Have a look at which type StackOverflow uses for example (note that it's transparent):
<link rel="shortcut icon" href="http://sstatic.net/so/favicon.ico"> <link rel="apple-touch-icon" href="http://sstatic.net/so/apple-touch-icon.png">
The apple-itouch thingy is for iphone users that make a shortcut to a website.
The theoretical advantage of *.ico files is that they are containers than can hold more than one icon. You could for instance store an image with alpha channel and a 16 colour version for legacy systems, or you could add 32x32 and 48x48 icons (which would show up when e.g. dragging a link to Windows explorer).
This good idea, however, tends to clash with browser implementations.
PNG has 2 advantages: it has smaller size and it's more widely used and supported (except in case favicons). As mentioned before ICO, can have multiple size icons, which is useful for desktop applications, but not too much for websites. I would recommend you to put a favicon.ico in the root of your application. An if you have access to the Head of your website pages use the tag to point to a png file. So older browser will show the favicon.ico and newer ones the png.
To create Png and Icon files I would recommend The Gimp.
Some social tools like Google+ use a simple method to get a favicon for external links, fetching http://your.domainname.com/favicon.ico
Since they don't prefetch the HTML content, the
<link> tag will not work. In this case, you might want to use a mod_rewrite rule or just place the file in the default location.
An ico can be a png.
More precisely, you can store one or more png inside this minimal container format, instead of the usual bitmap+alpha that everyone strongly associates with ico.
Support is old, appearing in Windows Vista (2007) and is well supported by browsers, though not necessarily by icon editing software.
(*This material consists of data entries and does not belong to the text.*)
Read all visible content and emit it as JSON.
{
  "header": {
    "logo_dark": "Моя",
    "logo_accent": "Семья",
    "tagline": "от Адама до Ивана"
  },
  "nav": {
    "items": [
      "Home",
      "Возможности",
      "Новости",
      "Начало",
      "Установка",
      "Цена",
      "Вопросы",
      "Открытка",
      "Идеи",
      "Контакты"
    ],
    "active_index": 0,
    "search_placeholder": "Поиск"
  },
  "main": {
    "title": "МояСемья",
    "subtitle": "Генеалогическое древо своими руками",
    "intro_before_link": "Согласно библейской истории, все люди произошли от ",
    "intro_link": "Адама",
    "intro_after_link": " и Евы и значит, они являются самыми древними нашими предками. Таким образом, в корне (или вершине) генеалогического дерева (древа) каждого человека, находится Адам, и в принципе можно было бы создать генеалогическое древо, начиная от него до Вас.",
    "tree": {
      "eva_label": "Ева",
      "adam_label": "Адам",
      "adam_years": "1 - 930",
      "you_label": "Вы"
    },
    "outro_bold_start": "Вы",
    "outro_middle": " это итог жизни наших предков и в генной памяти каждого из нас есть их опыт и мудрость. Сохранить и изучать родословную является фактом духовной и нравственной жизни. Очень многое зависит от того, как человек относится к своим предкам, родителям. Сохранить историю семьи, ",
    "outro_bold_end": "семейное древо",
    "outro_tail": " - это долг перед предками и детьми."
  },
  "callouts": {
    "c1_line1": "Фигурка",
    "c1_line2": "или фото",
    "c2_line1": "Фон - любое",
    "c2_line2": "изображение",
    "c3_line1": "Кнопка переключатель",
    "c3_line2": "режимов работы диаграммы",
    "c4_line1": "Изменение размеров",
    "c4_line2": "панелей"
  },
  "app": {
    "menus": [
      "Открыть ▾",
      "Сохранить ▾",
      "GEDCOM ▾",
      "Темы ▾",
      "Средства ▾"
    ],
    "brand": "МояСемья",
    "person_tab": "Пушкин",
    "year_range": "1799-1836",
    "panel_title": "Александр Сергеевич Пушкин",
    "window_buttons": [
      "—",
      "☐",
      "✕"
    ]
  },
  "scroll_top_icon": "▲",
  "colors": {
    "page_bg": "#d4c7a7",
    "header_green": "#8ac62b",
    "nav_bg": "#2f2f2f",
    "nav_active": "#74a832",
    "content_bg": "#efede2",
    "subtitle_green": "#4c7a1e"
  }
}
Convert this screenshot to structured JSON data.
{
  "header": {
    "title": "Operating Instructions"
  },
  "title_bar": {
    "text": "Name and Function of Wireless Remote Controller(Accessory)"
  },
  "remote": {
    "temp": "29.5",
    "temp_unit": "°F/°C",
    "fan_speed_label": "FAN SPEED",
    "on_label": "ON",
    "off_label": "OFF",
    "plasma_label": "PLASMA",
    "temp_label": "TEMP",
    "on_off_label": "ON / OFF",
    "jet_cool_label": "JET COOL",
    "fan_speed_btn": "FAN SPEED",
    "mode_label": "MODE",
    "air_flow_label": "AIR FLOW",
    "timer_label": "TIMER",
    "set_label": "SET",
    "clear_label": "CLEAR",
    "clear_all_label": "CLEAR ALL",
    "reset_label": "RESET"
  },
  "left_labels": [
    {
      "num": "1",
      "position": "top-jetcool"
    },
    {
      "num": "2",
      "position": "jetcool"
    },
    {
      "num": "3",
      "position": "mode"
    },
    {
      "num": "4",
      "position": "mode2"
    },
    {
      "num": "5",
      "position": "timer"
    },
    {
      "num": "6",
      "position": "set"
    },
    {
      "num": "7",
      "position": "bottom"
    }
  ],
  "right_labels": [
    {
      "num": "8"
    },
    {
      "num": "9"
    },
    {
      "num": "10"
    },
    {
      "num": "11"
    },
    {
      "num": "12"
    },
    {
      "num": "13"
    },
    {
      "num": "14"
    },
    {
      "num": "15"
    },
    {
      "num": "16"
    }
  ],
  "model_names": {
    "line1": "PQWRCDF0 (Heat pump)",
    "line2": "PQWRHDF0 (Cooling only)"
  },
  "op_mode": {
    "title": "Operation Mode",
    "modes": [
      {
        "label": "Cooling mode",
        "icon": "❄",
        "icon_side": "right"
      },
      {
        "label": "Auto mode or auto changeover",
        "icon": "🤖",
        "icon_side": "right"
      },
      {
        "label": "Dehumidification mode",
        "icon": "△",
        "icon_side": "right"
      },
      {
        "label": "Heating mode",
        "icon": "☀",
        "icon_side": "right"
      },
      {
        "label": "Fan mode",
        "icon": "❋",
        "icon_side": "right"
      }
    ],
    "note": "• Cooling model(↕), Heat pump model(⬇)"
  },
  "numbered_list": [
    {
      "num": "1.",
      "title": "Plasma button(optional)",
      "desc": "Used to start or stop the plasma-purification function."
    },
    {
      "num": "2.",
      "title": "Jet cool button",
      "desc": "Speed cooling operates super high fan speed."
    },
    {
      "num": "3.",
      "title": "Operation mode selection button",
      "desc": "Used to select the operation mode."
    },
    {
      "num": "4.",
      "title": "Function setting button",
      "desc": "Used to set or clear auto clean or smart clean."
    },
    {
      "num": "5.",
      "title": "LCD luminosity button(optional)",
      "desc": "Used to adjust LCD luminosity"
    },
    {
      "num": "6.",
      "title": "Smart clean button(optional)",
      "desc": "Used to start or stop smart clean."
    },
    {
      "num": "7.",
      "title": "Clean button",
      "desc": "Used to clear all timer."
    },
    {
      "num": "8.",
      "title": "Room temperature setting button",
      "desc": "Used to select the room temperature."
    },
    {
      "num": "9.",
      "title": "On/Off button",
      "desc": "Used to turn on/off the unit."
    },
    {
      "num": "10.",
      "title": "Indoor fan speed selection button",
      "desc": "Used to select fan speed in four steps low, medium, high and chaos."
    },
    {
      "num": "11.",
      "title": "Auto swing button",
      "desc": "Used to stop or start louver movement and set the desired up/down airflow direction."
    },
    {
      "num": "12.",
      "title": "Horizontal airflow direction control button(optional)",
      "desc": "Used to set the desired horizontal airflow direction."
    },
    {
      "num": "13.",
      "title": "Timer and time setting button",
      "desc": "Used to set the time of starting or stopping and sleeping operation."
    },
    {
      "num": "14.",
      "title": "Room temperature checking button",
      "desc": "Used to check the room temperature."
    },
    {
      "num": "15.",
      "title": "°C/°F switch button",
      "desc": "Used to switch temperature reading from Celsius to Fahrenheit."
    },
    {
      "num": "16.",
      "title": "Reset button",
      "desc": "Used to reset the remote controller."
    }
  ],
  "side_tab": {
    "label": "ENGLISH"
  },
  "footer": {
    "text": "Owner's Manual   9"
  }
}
Any valid png (whole including header) can be prepended by a 6 byte ico header and 16 byte image directory.
GIMP has native support. Simply export as ico and tick "Compressed (PNG)".